  • You could also switch the format of the data to be json, and then store it as a map. See the coljson example:






  • Thank you Sharon. But we are storing the native data as is. Is there a way to use any vertica sql functions in select clause to achieve this. Please advise
  • You can use a SQL Function and regular expression:


    create or replace function getattr(str varchar, attr varchar) return varchar as


      return regexp_substr(str, attr || '\+(\w+)', 1, 1, '', 1);




    select getattr('Sequence+19;Description+SB;OrderStatus+Created', 'Sequence');



    select getattr('Sequence+19;Description+SB;OrderStatus+Created', 'Description');



    select getattr('Sequence+19;Description+SB;OrderStatus+Created', 'OrderStatus');



    select getattr('Sequence+19;Description+SB;OrderStatus+Created', 'Foo');



    These examples assume that Standard Conforming Strings is on (default).




  • Hi
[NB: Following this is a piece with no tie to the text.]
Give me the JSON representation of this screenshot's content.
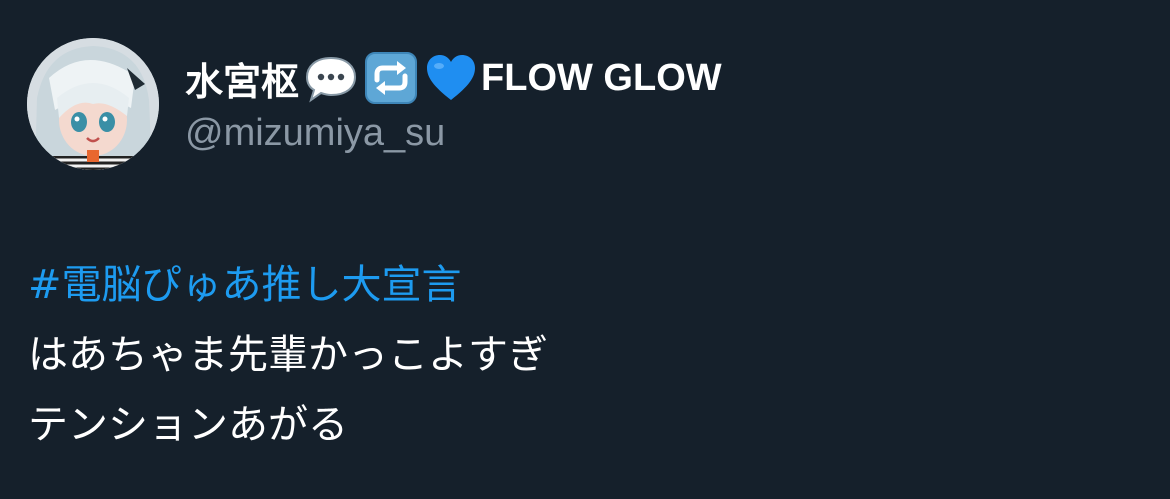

    The most simples approach is to translate it to a Json format ( as Sharon already mention ) and then  used both maplookup() and mapjsonextractor() functions .
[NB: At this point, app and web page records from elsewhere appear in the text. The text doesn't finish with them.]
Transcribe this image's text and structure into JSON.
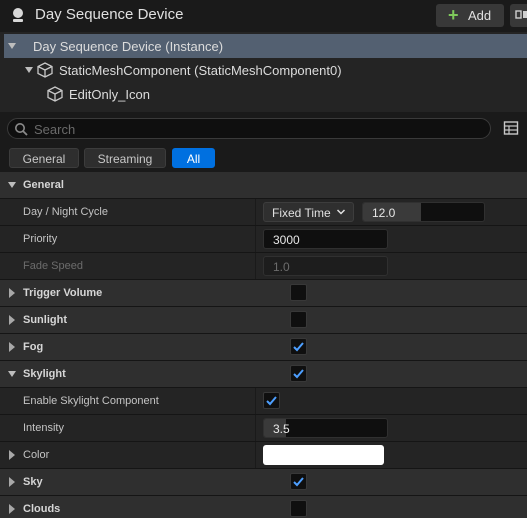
{
  "header": {
    "title": "Day Sequence Device",
    "add_label": "Add",
    "actor_icon": "actor-icon",
    "blueprint_icon": "blueprint-icon"
  },
  "tree": {
    "items": [
      {
        "label": "Day Sequence Device (Instance)",
        "selected": true
      },
      {
        "label": "StaticMeshComponent (StaticMeshComponent0)",
        "expanded": true,
        "icon": "static-mesh-icon"
      },
      {
        "label": "EditOnly_Icon",
        "icon": "static-mesh-icon"
      }
    ]
  },
  "search": {
    "placeholder": "Search",
    "value": ""
  },
  "filters": {
    "tabs": [
      {
        "label": "General",
        "active": false
      },
      {
        "label": "Streaming",
        "active": false
      },
      {
        "label": "All",
        "active": true
      }
    ]
  },
  "details": {
    "general": {
      "label": "General",
      "day_night_cycle": {
        "label": "Day / Night Cycle",
        "mode": "Fixed Time",
        "value": "12.0"
      },
      "priority": {
        "label": "Priority",
        "value": "3000"
      },
      "fade_speed": {
        "label": "Fade Speed",
        "value": "1.0"
      }
    },
    "trigger_volume": {
      "label": "Trigger Volume",
      "checked": false
    },
    "sunlight": {
      "label": "Sunlight",
      "checked": false
    },
    "fog": {
      "label": "Fog",
      "checked": true
    },
    "skylight": {
      "label": "Skylight",
      "checked": true,
      "enable_component": {
        "label": "Enable Skylight Component",
        "checked": true
      },
      "intensity": {
        "label": "Intensity",
        "value": "3.5"
      },
      "color": {
        "label": "Color",
        "value": "#ffffff"
      }
    },
    "sky": {
      "label": "Sky",
      "checked": true
    },
    "clouds": {
      "label": "Clouds",
      "checked": false
    }
  },
  "colors": {
    "accent": "#0070e0",
    "check": "#4d9fff",
    "selected_row": "#536071",
    "add_plus": "#7fc95b"
  }
}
    Below is an example ( the last parameter is the name of the key which you like to get is value) :


    dbadmin=> Select maplookup(mapjsonextractor('{"Sequence":"19", "Description":"SB", "orderStatus":"Created"}'),'Description');
    (1 row)

    dbadmin=> Select maplookup(mapjsonextractor('{"Sequence":"19", "Description":"SB", "orderStatus":"Created"}'),'orderStatus');
    (1 row)


    I hope you will find it helpful




  • Thank you Sharan and Eli for your valuable inputs.

  • Keep in mind that using regular expressions (and other substring expressions) is cpu-intense.  Hopefully you will only be executing these queries on relatively small data sets.  If you were to execute this on billions and billions of rows, it's likely to peg all of your CPUs unless you plan for it with your resource pool configurations.  Whether this is a problem will depend on your use case.




Leave a Comment

BoldItalicStrikethroughOrdered listUnordered list
Align leftAlign centerAlign rightToggle HTML viewToggle full pageToggle lights
Drop image/file